It helps that producer Lou Giordano understands that what the band is after is an ever-shifting dynamic, the push and pull of complex rhythms and roiling guitars. So he makes Goldsmith's drums sound like cannonballs fired in a cathedral and turns Enigk's high-pitched voice into a truly melodic instrument rather than a banshee wail. Now that things are sounding clearer, a sense of pretentiousness pervades the album: Songs like "Disappear," "Snibe," and "Television" are epic affairs, drawn around concepts like surveillance, despair, and fate. But pretension today is just yesterday's ambitiousness, and even the moodiest moments are imbued with a graceful, slowly building magnificence and sense that Enigk is truly expressing a Weltschmerz of which he can't rid himself. In other words the band earns its bombastic sound because it needs it; without the swells and flourishes, The Rising Tide would be sodden and bleak, which isn't Enigk's goal.

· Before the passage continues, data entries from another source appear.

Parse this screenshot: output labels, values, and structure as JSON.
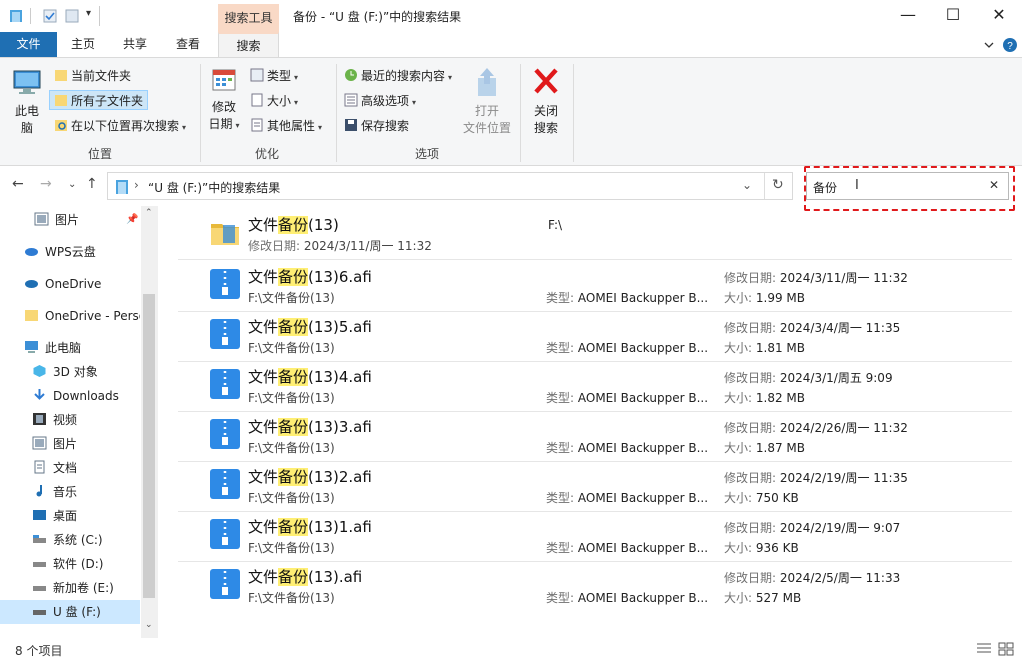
{
  "window": {
    "title": "备份 - “U 盘 (F:)”中的搜索结果",
    "tools_tab": "搜索工具",
    "minimize": "—",
    "maximize": "☐",
    "close": "✕"
  },
  "tabs": [
    {
      "label": "文件"
    },
    {
      "label": "主页"
    },
    {
      "label": "共享"
    },
    {
      "label": "查看"
    },
    {
      "label": "搜索"
    }
  ],
  "ribbon": {
    "location": {
      "this_pc": "此电\n脑",
      "this_pc_l1": "此电",
      "this_pc_l2": "脑",
      "current_folder": "当前文件夹",
      "all_subfolders": "所有子文件夹",
      "search_again": "在以下位置再次搜索",
      "group": "位置"
    },
    "refine": {
      "date_modified_l1": "修改",
      "date_modified_l2": "日期",
      "kind": "类型",
      "size": "大小",
      "other_props": "其他属性",
      "group": "优化"
    },
    "options": {
      "recent": "最近的搜索内容",
      "advanced": "高级选项",
      "save": "保存搜索",
      "open_loc_l1": "打开",
      "open_loc_l2": "文件位置",
      "group": "选项"
    },
    "close": {
      "l1": "关闭",
      "l2": "搜索"
    }
  },
  "address": {
    "path": "“U 盘 (F:)”中的搜索结果"
  },
  "search": {
    "query": "备份"
  },
  "sidebar": {
    "items": [
      {
        "label": "图片",
        "icon": "pictures-icon"
      },
      {
        "label": "WPS云盘",
        "icon": "cloud-icon"
      },
      {
        "label": "OneDrive",
        "icon": "onedrive-icon"
      },
      {
        "label": "OneDrive - Perso",
        "icon": "folder-icon"
      },
      {
        "label": "此电脑",
        "icon": "computer-icon"
      },
      {
        "label": "3D 对象",
        "icon": "3d-objects-icon"
      },
      {
        "label": "Downloads",
        "icon": "download-icon"
      },
      {
        "label": "视频",
        "icon": "video-icon"
      },
      {
        "label": "图片",
        "icon": "pictures-icon"
      },
      {
        "label": "文档",
        "icon": "documents-icon"
      },
      {
        "label": "音乐",
        "icon": "music-icon"
      },
      {
        "label": "桌面",
        "icon": "desktop-icon"
      },
      {
        "label": "系统 (C:)",
        "icon": "drive-icon"
      },
      {
        "label": "软件 (D:)",
        "icon": "drive-icon"
      },
      {
        "label": "新加卷 (E:)",
        "icon": "drive-icon"
      },
      {
        "label": "U 盘 (F:)",
        "icon": "usb-drive-icon"
      }
    ]
  },
  "labels": {
    "modified": "修改日期:",
    "type": "类型:",
    "size": "大小:"
  },
  "results": [
    {
      "name_pre": "文件",
      "name_hl": "备份",
      "name_post": "(13)",
      "is_folder": true,
      "sub": "2024/3/11/周一 11:32",
      "location": "F:\\"
    },
    {
      "name_pre": "文件",
      "name_hl": "备份",
      "name_post": "(13)6.afi",
      "sub": "F:\\文件备份(13)",
      "type": "AOMEI Backupper B...",
      "date": "2024/3/11/周一 11:32",
      "size": "1.99 MB"
    },
    {
      "name_pre": "文件",
      "name_hl": "备份",
      "name_post": "(13)5.afi",
      "sub": "F:\\文件备份(13)",
      "type": "AOMEI Backupper B...",
      "date": "2024/3/4/周一 11:35",
      "size": "1.81 MB"
    },
    {
      "name_pre": "文件",
      "name_hl": "备份",
      "name_post": "(13)4.afi",
      "sub": "F:\\文件备份(13)",
      "type": "AOMEI Backupper B...",
      "date": "2024/3/1/周五 9:09",
      "size": "1.82 MB"
    },
    {
      "name_pre": "文件",
      "name_hl": "备份",
      "name_post": "(13)3.afi",
      "sub": "F:\\文件备份(13)",
      "type": "AOMEI Backupper B...",
      "date": "2024/2/26/周一 11:32",
      "size": "1.87 MB"
    },
    {
      "name_pre": "文件",
      "name_hl": "备份",
      "name_post": "(13)2.afi",
      "sub": "F:\\文件备份(13)",
      "type": "AOMEI Backupper B...",
      "date": "2024/2/19/周一 11:35",
      "size": "750 KB"
    },
    {
      "name_pre": "文件",
      "name_hl": "备份",
      "name_post": "(13)1.afi",
      "sub": "F:\\文件备份(13)",
      "type": "AOMEI Backupper B...",
      "date": "2024/2/19/周一 9:07",
      "size": "936 KB"
    },
    {
      "name_pre": "文件",
      "name_hl": "备份",
      "name_post": "(13).afi",
      "sub": "F:\\文件备份(13)",
      "type": "AOMEI Backupper B...",
      "date": "2024/2/5/周一 11:33",
      "size": "527 MB"
    }
  ],
  "status": {
    "count": "8 个项目"
  },
  "colors": {
    "accent": "#1f6fb3",
    "tools_tab": "#f9d9c6",
    "highlight": "#ffef74",
    "annotation": "#e0191b"
  }
}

So when he enlists that chamber orchestra once again for "Rain Song" and tells the world to "never mind the words they waste," he sounds like he's finally settled into speaking for himself without worrying about anybody's judgment. Which is what separates the remarkably dull from the remarkable.
Time Bomb Recordings